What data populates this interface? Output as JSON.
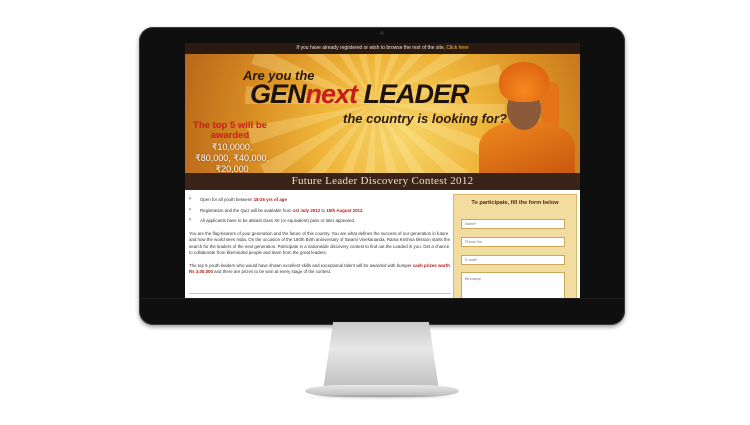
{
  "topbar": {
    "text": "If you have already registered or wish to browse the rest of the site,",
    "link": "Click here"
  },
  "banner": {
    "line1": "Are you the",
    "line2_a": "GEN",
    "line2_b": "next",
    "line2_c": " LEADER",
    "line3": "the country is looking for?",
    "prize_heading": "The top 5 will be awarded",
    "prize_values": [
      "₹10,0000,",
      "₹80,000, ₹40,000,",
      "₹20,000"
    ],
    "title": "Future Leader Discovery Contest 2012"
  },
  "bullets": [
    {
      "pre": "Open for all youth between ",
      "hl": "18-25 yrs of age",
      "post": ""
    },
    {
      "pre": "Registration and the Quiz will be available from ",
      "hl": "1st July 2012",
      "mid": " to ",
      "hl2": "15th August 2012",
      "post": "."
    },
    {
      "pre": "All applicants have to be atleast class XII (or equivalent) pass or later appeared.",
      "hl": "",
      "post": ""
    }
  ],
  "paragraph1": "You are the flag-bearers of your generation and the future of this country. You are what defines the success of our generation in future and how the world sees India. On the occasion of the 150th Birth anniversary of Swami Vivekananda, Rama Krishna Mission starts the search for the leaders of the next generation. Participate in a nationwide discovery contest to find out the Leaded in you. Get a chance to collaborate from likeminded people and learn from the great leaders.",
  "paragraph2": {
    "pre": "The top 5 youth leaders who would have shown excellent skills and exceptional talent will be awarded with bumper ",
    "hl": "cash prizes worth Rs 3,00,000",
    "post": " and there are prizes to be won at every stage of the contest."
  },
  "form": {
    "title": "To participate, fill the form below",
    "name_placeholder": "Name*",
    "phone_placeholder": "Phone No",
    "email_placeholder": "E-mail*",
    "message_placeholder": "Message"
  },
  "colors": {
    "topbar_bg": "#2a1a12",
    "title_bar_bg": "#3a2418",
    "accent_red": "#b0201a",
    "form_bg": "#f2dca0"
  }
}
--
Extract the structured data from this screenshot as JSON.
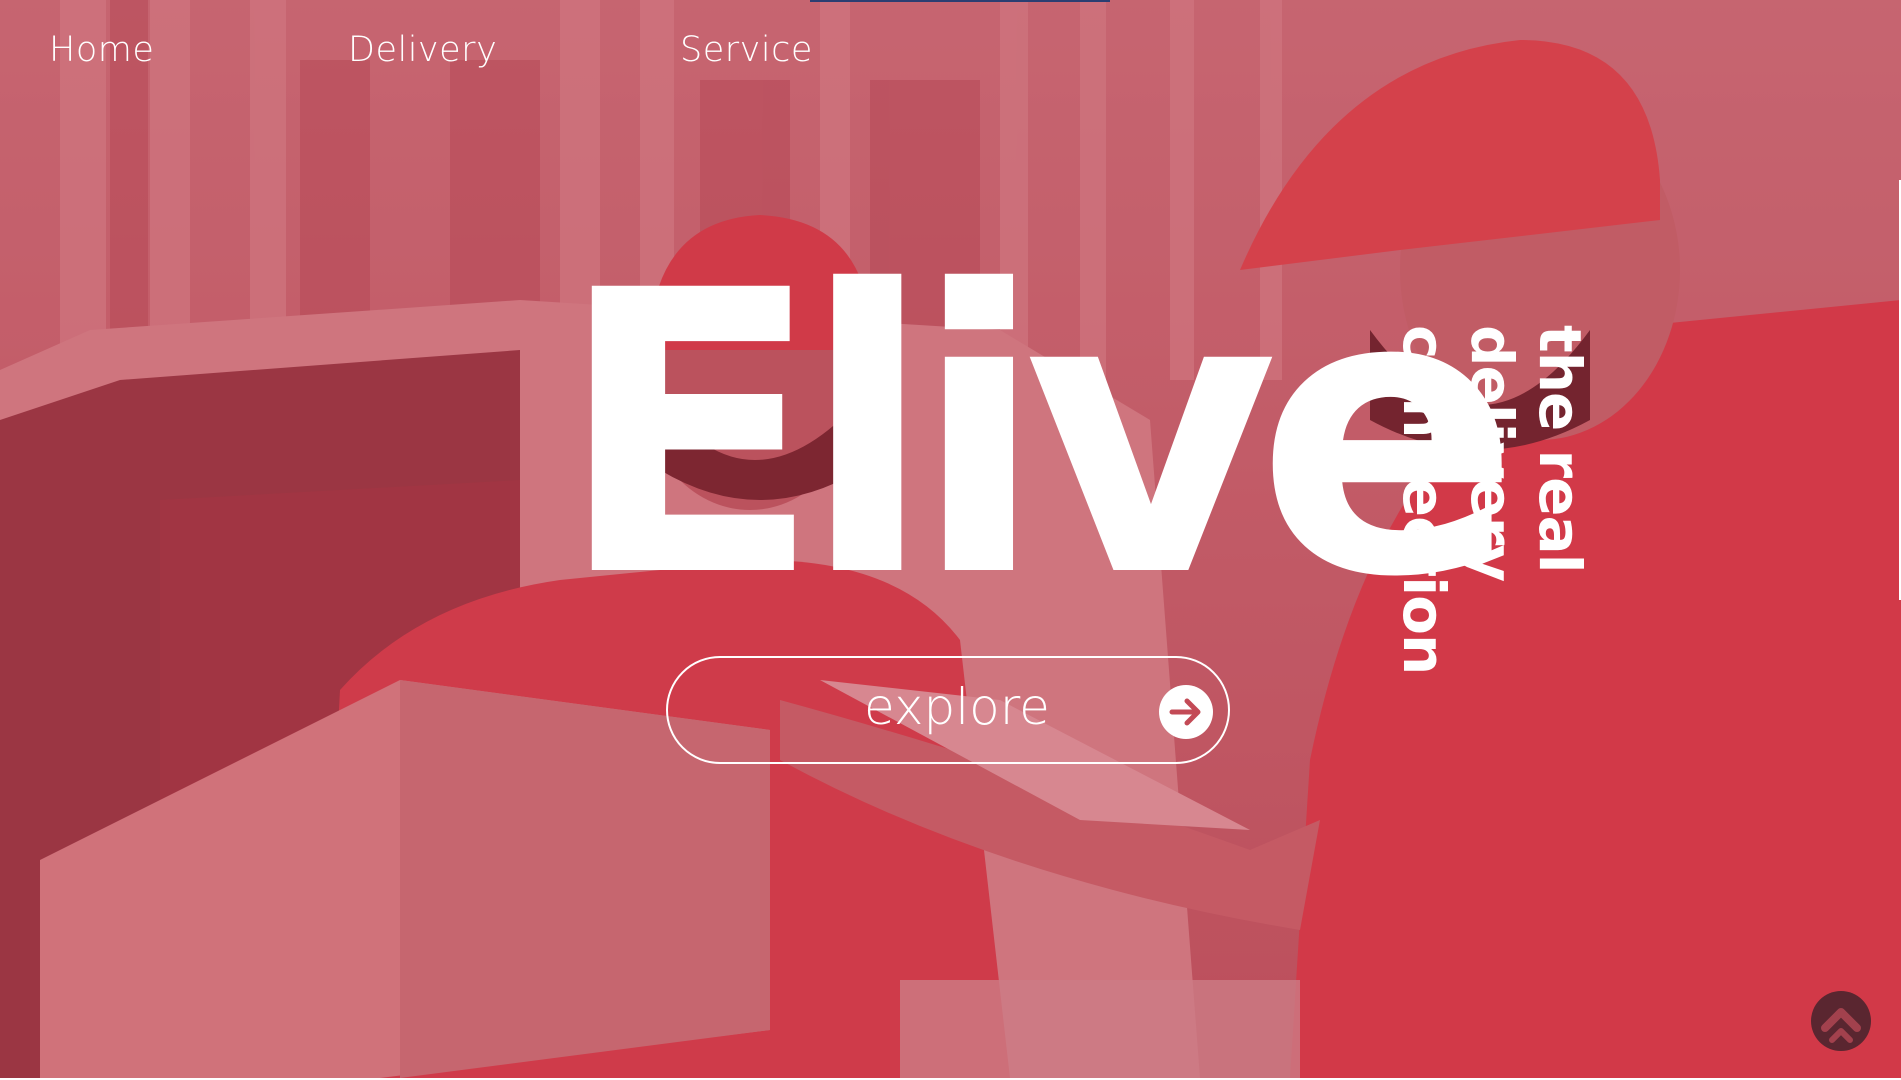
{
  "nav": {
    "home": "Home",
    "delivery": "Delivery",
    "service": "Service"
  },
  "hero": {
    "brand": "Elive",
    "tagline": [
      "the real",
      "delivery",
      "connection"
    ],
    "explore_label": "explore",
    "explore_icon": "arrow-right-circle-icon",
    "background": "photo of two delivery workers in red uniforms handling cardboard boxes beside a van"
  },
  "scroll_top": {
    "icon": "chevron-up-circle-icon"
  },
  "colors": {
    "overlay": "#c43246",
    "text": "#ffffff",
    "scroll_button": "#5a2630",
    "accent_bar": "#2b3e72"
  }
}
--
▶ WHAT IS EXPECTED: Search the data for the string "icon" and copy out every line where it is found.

▶ OUTPUT FOR THIS TASK:
    "explore_icon": "arrow-right-circle-icon",
    "icon": "chevron-up-circle-icon"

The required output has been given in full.